There are more than 2500 Salmonella serotypes. Of more than 40,000 human clinical isolates of Salmonella reported in 2006, 6740 (16.6%) were serotype Enteritidis, making it the second most common serotype causing human illness (CDC, 2008).

More than 100 foodborne salmonellosis outbreaks occur each year in the United States, with serotype Enteritidis accounting for more than any other serotype (CDC, 2006a). Implication of contaminated food preparation equipment is reported in approximately 32% of Salmonella outbreakswith a known source (CDC, 2006a).

We describe an outbreak of Salmonella Enteritidis infections at a camp in New Hampshire attributed to pudding contaminated by a Salmonella-contaminated hand-held immersion blender. This outbreak investigation is noteworthy in that the outbreak strain of Salmonellawas identified in patient, food, and blender isolates; laboratory confirmation of an outbreak’s source occurs infrequently in outbreak investigations and a vehicle is implicated in only 37% of reported foodborne outbreaks in the United States (CDC, 2006a). Further, an unlikely food vehicle was implicated as the pudding contained only two ingredients (pasteurized milk and dry pudding mix) and preparation involved little food service worker hand contact. Ultimate implication of the immersion blender required extensive specimen collection and laboratory testing.

Methods

Detection of the outbreak

On April 19, 2009, an emergency room physician called the

New Hampshire Department of Health and Human Services (DHHS) to report gastrointestinal illness in three students 1Communicable Disease Surveillance Section, 2Food Protection Section, and 3Public Health Laboratories, New Hampshire Department of Health and Human Services, Concord, New Hampshire.

FOODBORNE PATHOGENS AND DISEASE

Volume 7, Number 9, 2010 ª Mary Ann Liebert, Inc.

DOI: 10.1089=fpd.2010.0537 1083 who had recently returned from a school trip to a camp. The students had stayed at the camp from April 14 to April 17.

Initial laboratory testing of stool specimens from ill students at the emergency department indicated infection with Salmonella enterica serogroup D, which was later confirmed at the New

Hampshire Public Health Laboratories (PHL) as S. enterica serotype Enteritidis. A second student group from a different school arrived at the camp on April 20 as the outbreak investigation was beginning, and a group of students from a third school arrived onApril 22. By themorning of April 24, campers from the second and third school groupswere reporting illness.

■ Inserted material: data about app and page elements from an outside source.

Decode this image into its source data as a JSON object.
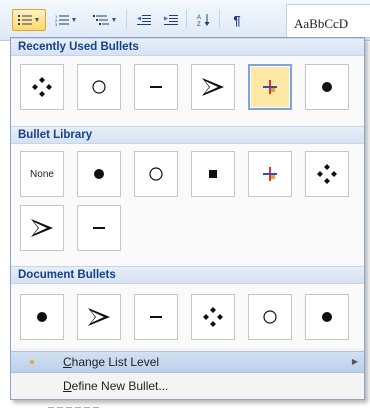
{
  "ribbon": {
    "buttons": [
      {
        "name": "bullets-button",
        "icon": "bullets-icon",
        "has_dropdown": true,
        "active": true
      },
      {
        "name": "numbering-button",
        "icon": "numbering-icon",
        "has_dropdown": true,
        "active": false
      },
      {
        "name": "multilevel-list-button",
        "icon": "multilevel-list-icon",
        "has_dropdown": true,
        "active": false
      },
      {
        "name": "decrease-indent-button",
        "icon": "decrease-indent-icon",
        "has_dropdown": false,
        "active": false
      },
      {
        "name": "increase-indent-button",
        "icon": "increase-indent-icon",
        "has_dropdown": false,
        "active": false
      },
      {
        "name": "sort-button",
        "icon": "sort-az-icon",
        "has_dropdown": false,
        "active": false
      },
      {
        "name": "show-formatting-button",
        "icon": "pilcrow-icon",
        "has_dropdown": false,
        "active": false
      }
    ],
    "style_preview": "AaBbCcD"
  },
  "sections": {
    "recent": {
      "title": "Recently Used Bullets",
      "bullets": [
        "four-diamond",
        "circle-outline",
        "dash",
        "arrowhead",
        "colored-cross",
        "filled-dot"
      ],
      "selected_index": 4
    },
    "library": {
      "title": "Bullet Library",
      "none_label": "None",
      "bullets": [
        "none",
        "filled-dot",
        "circle-outline",
        "filled-square",
        "colored-cross",
        "four-diamond",
        "arrowhead",
        "dash"
      ]
    },
    "document": {
      "title": "Document Bullets",
      "bullets": [
        "filled-dot",
        "arrowhead",
        "dash",
        "four-diamond",
        "circle-outline",
        "filled-dot"
      ]
    }
  },
  "menu": {
    "change_level": {
      "access_key": "C",
      "rest": "hange List Level"
    },
    "define_new": {
      "access_key": "D",
      "rest": "efine New Bullet..."
    }
  },
  "colors": {
    "section_header_text": "#15428b",
    "selected_tile_bg": "#fde9a3",
    "selected_tile_border": "#7aa5e0",
    "cross_red": "#e03030",
    "cross_blue": "#3050c0",
    "cross_orange": "#f0a030"
  }
}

DHHS also learned of gastrointestinal illness in a private nonschool group that stayed at the property from April 17 to

April 19 (groups and timeline outlined in Table 1).

Case finding and cohort study

Confirmed, probable, and suspect case definitions were developed. A confirmed case was defined as vomiting or diarrhea (3 loose stools in 24 hours)within 7 days of consuming foods from the camp in a person whose stool tested positive for Salmonella. A probable case was vomiting or diarrhea within 7 days of consuming foods from the camp in a person whose stool was not tested for Salmonella. A suspect case was any gastrointestinal symptoms (such as nausea) without vomiting or diarrhea within 7 days of consuming foods from the camp in a person whose stool was not tested for Salmonella.

Students and staff from three school groups that attended the camp were enrolled in a retrospective cohort study.

Contact information for camp attendees was obtained from school nursing staff, and camp attendees were contacted to complete a standard questionnaire approximately 6 days after onset of illness of the first case. The questionnaire asked about more than 70 food items served and other potential exposures while at the camp, symptoms of gastrointestinal illness in the week before and after arrival at the camp, visits to healthcare providers, and specimen submission for pathogen testing.